UK roads and building sites will soon see world’s first hydrogen diggerFebruary 23, 2023
The UK will soon have its very first digger powered by hydrogen fuel.
The UK government has approved the use of the world’s first hydrogen digger powered by a hydrogen combustion engine on UK roads and building sites.
The H2-powered digger will help to decarbonize the nation’s construction industry.
The Transport Secretary has provided British construction equipment manufacturer JCB special dispensation, under a vehicle special order, that allows the company to test and use its hydrogen-powered backhoe loader on roads, including the public highway, and building sites in the United Kingdom.
This hydrogen digger is a first of its kind in the world and delivers a pioneering solution to assist in the reduction of emissions on construction sites. This is an important step in the right direction toward decarbonization in the construction industry, which is responsible for 25% of the UK total greenhouse gas emissions.
“JCB’s hydrogen-powered backhoe loader is a world first in our industry, a digger with a purpose-engineered internal combustion engine that uses hydrogen gas as the energy source,” said JCB Chairman Lord Bamford. “It’s a real breakthrough – a zero CO2 fuel providing the power to drive the pistons in an internal combustion engine, a technology that’s been around for over 100 years, a technology that we are all familiar with.”
The innovative hydrogen digger has created over a hundred new jobs.
In addition to lowering emissions, this new H2-powered machine has lead to other benefits, including creating 150 new jobs in the Midlands, and there is a promise of hundreds more as JCB’s hydrogen project continues to advance further.
What’s more, these developments aid in equipping the UK with the skills and expertise required to lower emission and provide learning to prospective apprentices, ensuring that the nation’s skillset is secured over the long term.
JCB’s prototype hydrogen digger is a vital first step in the construction industry’s efforts to decarbonize what is considered to be one of the hardest sectors to decarbonize. Hydrogen combustion machines, such as the H2-powered backhoe loader, can play a key role in lowering CO2 emissions in settings where other types of clean power may not be as efficient or practical.
“From cars to construction sites, industry has a vital role in decarbonising our economy and creating green jobs and prosperity”, said Technology and Decarbonisation Minister Jesse Norman. “JCB’s investment in greener equipment is a great example of how industry can make this happen, using alternative fuels to generate sustainable economic growth.”

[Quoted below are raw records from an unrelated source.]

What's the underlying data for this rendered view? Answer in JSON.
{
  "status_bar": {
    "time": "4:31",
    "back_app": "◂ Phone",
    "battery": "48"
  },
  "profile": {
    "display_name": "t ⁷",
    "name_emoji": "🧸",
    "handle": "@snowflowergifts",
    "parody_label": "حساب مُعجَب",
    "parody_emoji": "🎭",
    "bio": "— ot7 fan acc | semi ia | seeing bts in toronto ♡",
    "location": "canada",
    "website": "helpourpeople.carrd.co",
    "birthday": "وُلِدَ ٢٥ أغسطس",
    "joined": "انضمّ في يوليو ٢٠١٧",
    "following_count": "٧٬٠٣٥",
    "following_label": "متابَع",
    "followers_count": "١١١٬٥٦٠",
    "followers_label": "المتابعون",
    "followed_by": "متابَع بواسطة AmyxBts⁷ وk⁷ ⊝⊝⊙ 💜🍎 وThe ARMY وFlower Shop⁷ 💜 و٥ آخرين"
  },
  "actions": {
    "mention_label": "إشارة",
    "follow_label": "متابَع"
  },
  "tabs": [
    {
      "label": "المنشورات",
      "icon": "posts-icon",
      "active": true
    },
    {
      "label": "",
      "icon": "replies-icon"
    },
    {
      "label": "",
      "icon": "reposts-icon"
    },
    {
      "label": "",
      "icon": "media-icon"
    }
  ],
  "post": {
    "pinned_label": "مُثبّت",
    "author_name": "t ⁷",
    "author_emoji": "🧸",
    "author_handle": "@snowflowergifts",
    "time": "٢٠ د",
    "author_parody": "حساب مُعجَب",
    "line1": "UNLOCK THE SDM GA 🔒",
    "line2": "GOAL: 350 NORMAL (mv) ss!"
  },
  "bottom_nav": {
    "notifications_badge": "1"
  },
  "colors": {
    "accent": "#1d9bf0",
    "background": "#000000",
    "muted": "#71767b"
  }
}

In the mid 1970s I recall watching Tomorrows World on BBC television hosted by Raymond Baxter.
The program, in B+W, was filmed in a Paris university where students had modified a car to run on Hydrogen.
Whilst discussing the benefits and to prove the exhaust was clean Raymond held a glass by the exhaust tail pipe collecting the water vapour as it condensed.
He then drank the water.
Its stuck with me for over 50 years wondering why Hydrogen had not become mainstream.
I can only conclude that its because the oil companies did not want it to.
One possible answer is the way the hydrogen was produced 50 years ago. It’s likely that renewable hydrogen was not readily available as it is today and would have more likely to be made by Steam Methane Reforming (SMR), which creates more Co2 that burning diesel or petrol directly.
This is rapidly changing with renewable hydrogen produced from wind and solar, that is now cheaper than SMR and going to get even cheaper. Now it’s just the infrastructure to manage, store and deliver the hydrogen to the customer, if the customer can’t produce it themselves. This will take time, and someone must be willing to take the risk to start.
Part of the solution is the need for an open hydrogen market to set the price of all types of hydrogen, and for customers to switch to it. Retro fitting of transportation is in this mix and is a good transitional approach, as PEM electrolysers and Fuel Cells are in high demand and cost, and the supply chains to produce them, including the mining of rare earth minerals, will take 15-20 years to catch up. So, the ICE and in particular the diesel, still has a role to play in this transition, although be it not as efficient as FC tech.
We have to remember that it is a ‘transition’ and cannot be completed overnight, but we have to make a start. I believe that start is now, as the price and pace of renewables is such that we in Australia at least have excess during the day that we can’t use. Storing it in batteries is not the answer but hydrogen may be a better storage option. My recent research, even with the most expensive hydrogen storage – carbon tubes- Hydrogen cost about $200AUD to store 1 kwh of energy whereas a battery cost 3 to 5 times this at between $600-1000AUD (depending on the scale i.e. industrial, commercial or domestic). Once a battery runs out of energy, no matter the scale or application, it needs to be recharged which takes time. However, with hydrogen if its available you can produce power constantly ether as electricity or in an ICE.